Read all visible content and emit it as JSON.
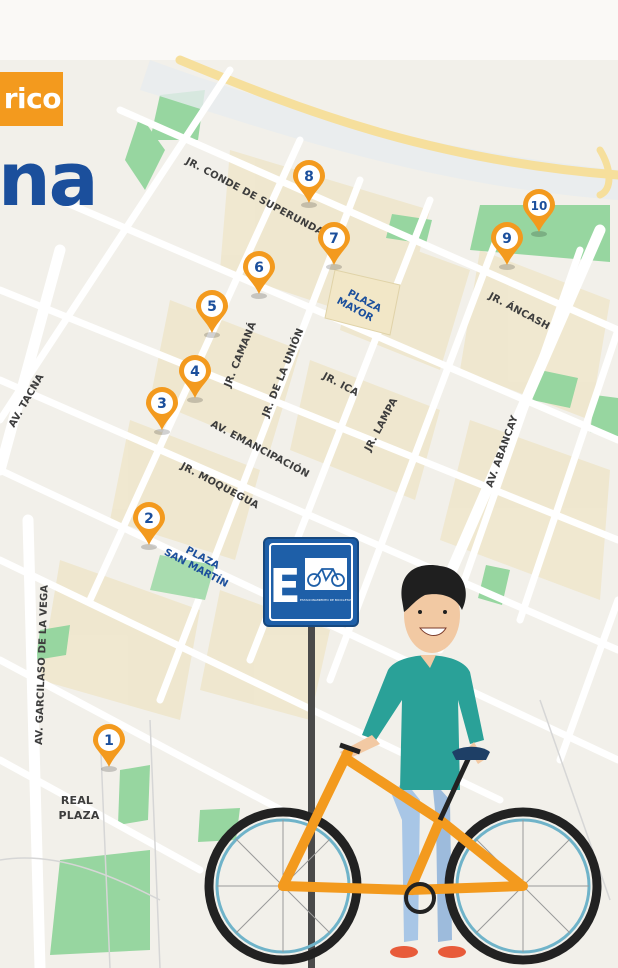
{
  "badge_text": "rico",
  "headline_text": "na",
  "streets": [
    {
      "id": "jr-conde-de-superunda",
      "label": "JR. CONDE DE SUPERUNDA"
    },
    {
      "id": "av-tacna",
      "label": "AV. TACNA"
    },
    {
      "id": "jr-camana",
      "label": "JR. CAMANÁ"
    },
    {
      "id": "jr-de-la-union",
      "label": "JR. DE LA UNIÓN"
    },
    {
      "id": "jr-ica",
      "label": "JR. ICA"
    },
    {
      "id": "jr-lampa",
      "label": "JR. LAMPA"
    },
    {
      "id": "jr-ancash",
      "label": "JR. ÁNCASH"
    },
    {
      "id": "av-abancay",
      "label": "AV. ABANCAY"
    },
    {
      "id": "av-emancipacion",
      "label": "AV. EMANCIPACIÓN"
    },
    {
      "id": "jr-moquegua",
      "label": "JR. MOQUEGUA"
    },
    {
      "id": "av-garcilaso-de-la-vega",
      "label": "AV. GARCILASO DE LA VEGA"
    }
  ],
  "places": {
    "plaza_mayor": [
      "PLAZA",
      "MAYOR"
    ],
    "plaza_san_martin": [
      "PLAZA",
      "SAN MARTÍN"
    ],
    "real_plaza": [
      "REAL",
      "PLAZA"
    ]
  },
  "markers": [
    {
      "number": "1"
    },
    {
      "number": "2"
    },
    {
      "number": "3"
    },
    {
      "number": "4"
    },
    {
      "number": "5"
    },
    {
      "number": "6"
    },
    {
      "number": "7"
    },
    {
      "number": "8"
    },
    {
      "number": "9"
    },
    {
      "number": "10"
    }
  ],
  "parking_sign": {
    "letter": "E",
    "caption": "ESTACIONAMIENTO DE BICICLETAS"
  },
  "colors": {
    "pin_orange": "#f39a1e",
    "brand_blue": "#1b4f9c",
    "sign_blue": "#1e5fa8",
    "park_green": "#8fd19a",
    "avenue_yellow": "#f6e3a6",
    "shirt_teal": "#2aa198"
  },
  "icons": [
    "map-pin-icon",
    "bicycle-icon",
    "parking-sign-icon"
  ]
}
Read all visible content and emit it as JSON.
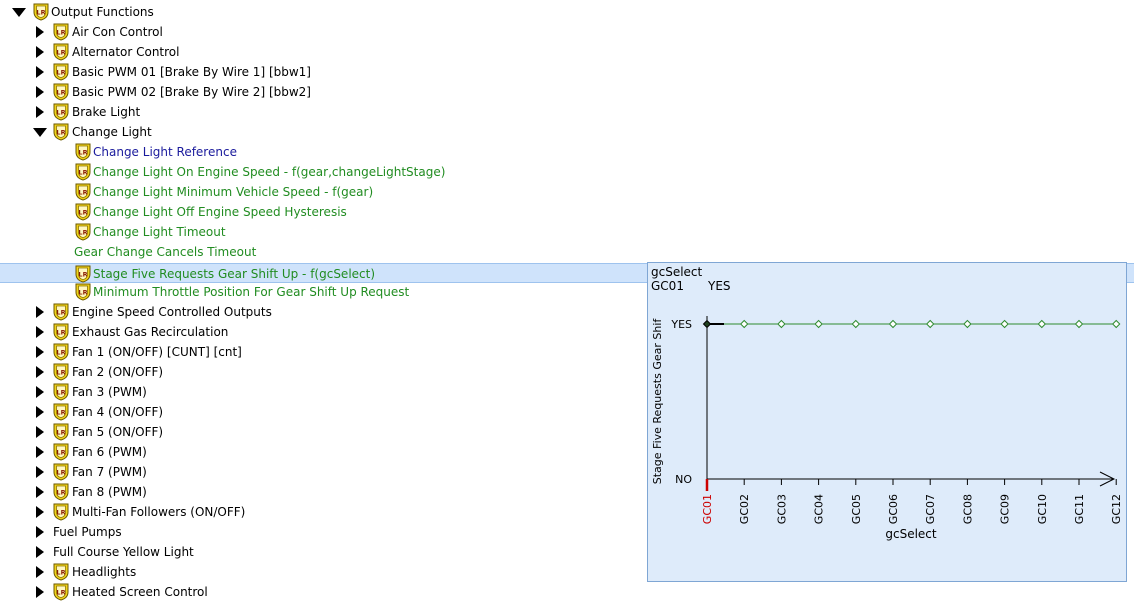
{
  "tree": {
    "root": {
      "label": "Output Functions",
      "expanded": true
    },
    "items": [
      {
        "label": "Air Con Control",
        "expanded": false
      },
      {
        "label": "Alternator Control",
        "expanded": false
      },
      {
        "label": "Basic PWM 01 [Brake By Wire 1] [bbw1]",
        "expanded": false
      },
      {
        "label": "Basic PWM 02 [Brake By Wire 2] [bbw2]",
        "expanded": false
      },
      {
        "label": "Brake Light",
        "expanded": false
      },
      {
        "label": "Change Light",
        "expanded": true,
        "children": [
          {
            "label": "Change Light Reference",
            "color": "blue"
          },
          {
            "label": "Change Light On Engine Speed - f(gear,changeLightStage)",
            "color": "green"
          },
          {
            "label": "Change Light Minimum Vehicle Speed - f(gear)",
            "color": "green"
          },
          {
            "label": "Change Light Off Engine Speed Hysteresis",
            "color": "green"
          },
          {
            "label": "Change Light Timeout",
            "color": "green"
          },
          {
            "label": "Gear Change Cancels Timeout",
            "color": "green"
          },
          {
            "label": "Stage Five Requests Gear Shift Up - f(gcSelect)",
            "color": "green",
            "selected": true
          },
          {
            "label": "Minimum Throttle Position For Gear Shift Up Request",
            "color": "green"
          }
        ]
      },
      {
        "label": "Engine Speed Controlled Outputs",
        "expanded": false
      },
      {
        "label": "Exhaust Gas Recirculation",
        "expanded": false
      },
      {
        "label": "Fan 1 (ON/OFF) [CUNT] [cnt]",
        "expanded": false
      },
      {
        "label": "Fan 2 (ON/OFF)",
        "expanded": false
      },
      {
        "label": "Fan 3 (PWM)",
        "expanded": false
      },
      {
        "label": "Fan 4 (ON/OFF)",
        "expanded": false
      },
      {
        "label": "Fan 5 (ON/OFF)",
        "expanded": false
      },
      {
        "label": "Fan 6 (PWM)",
        "expanded": false
      },
      {
        "label": "Fan 7 (PWM)",
        "expanded": false
      },
      {
        "label": "Fan 8 (PWM)",
        "expanded": false
      },
      {
        "label": "Multi-Fan Followers (ON/OFF)",
        "expanded": false
      },
      {
        "label": "Fuel Pumps",
        "expanded": false
      },
      {
        "label": "Full Course Yellow Light",
        "expanded": false
      },
      {
        "label": "Headlights",
        "expanded": false
      },
      {
        "label": "Heated Screen Control",
        "expanded": false
      }
    ]
  },
  "graph_panel": {
    "axis_variable": "gcSelect",
    "cursor_category": "GC01",
    "cursor_value": "YES",
    "xlabel": "gcSelect",
    "ylabel": "Stage Five Requests Gear Shif",
    "ytick_yes": "YES",
    "ytick_no": "NO"
  },
  "chart_data": {
    "type": "line",
    "categories": [
      "GC01",
      "GC02",
      "GC03",
      "GC04",
      "GC05",
      "GC06",
      "GC07",
      "GC08",
      "GC09",
      "GC10",
      "GC11",
      "GC12"
    ],
    "y_levels": [
      "NO",
      "YES"
    ],
    "values": [
      "YES",
      "YES",
      "YES",
      "YES",
      "YES",
      "YES",
      "YES",
      "YES",
      "YES",
      "YES",
      "YES",
      "YES"
    ],
    "selected_index": 0,
    "xlabel": "gcSelect",
    "ylabel": "Stage Five Requests Gear Shif",
    "grid": false,
    "colors": {
      "line": "#2e8b2e",
      "selected_tick": "#cc0000",
      "background": "#deebfa"
    }
  }
}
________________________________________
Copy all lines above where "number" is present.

Written solution:
      "number": "1"
      "number": "2"
      "number": "3"
      "number": "4"
      "number": "5"
      "number": "6"
      "number": "7"
      "number": "8"
      "number": "9"
      "number": "10"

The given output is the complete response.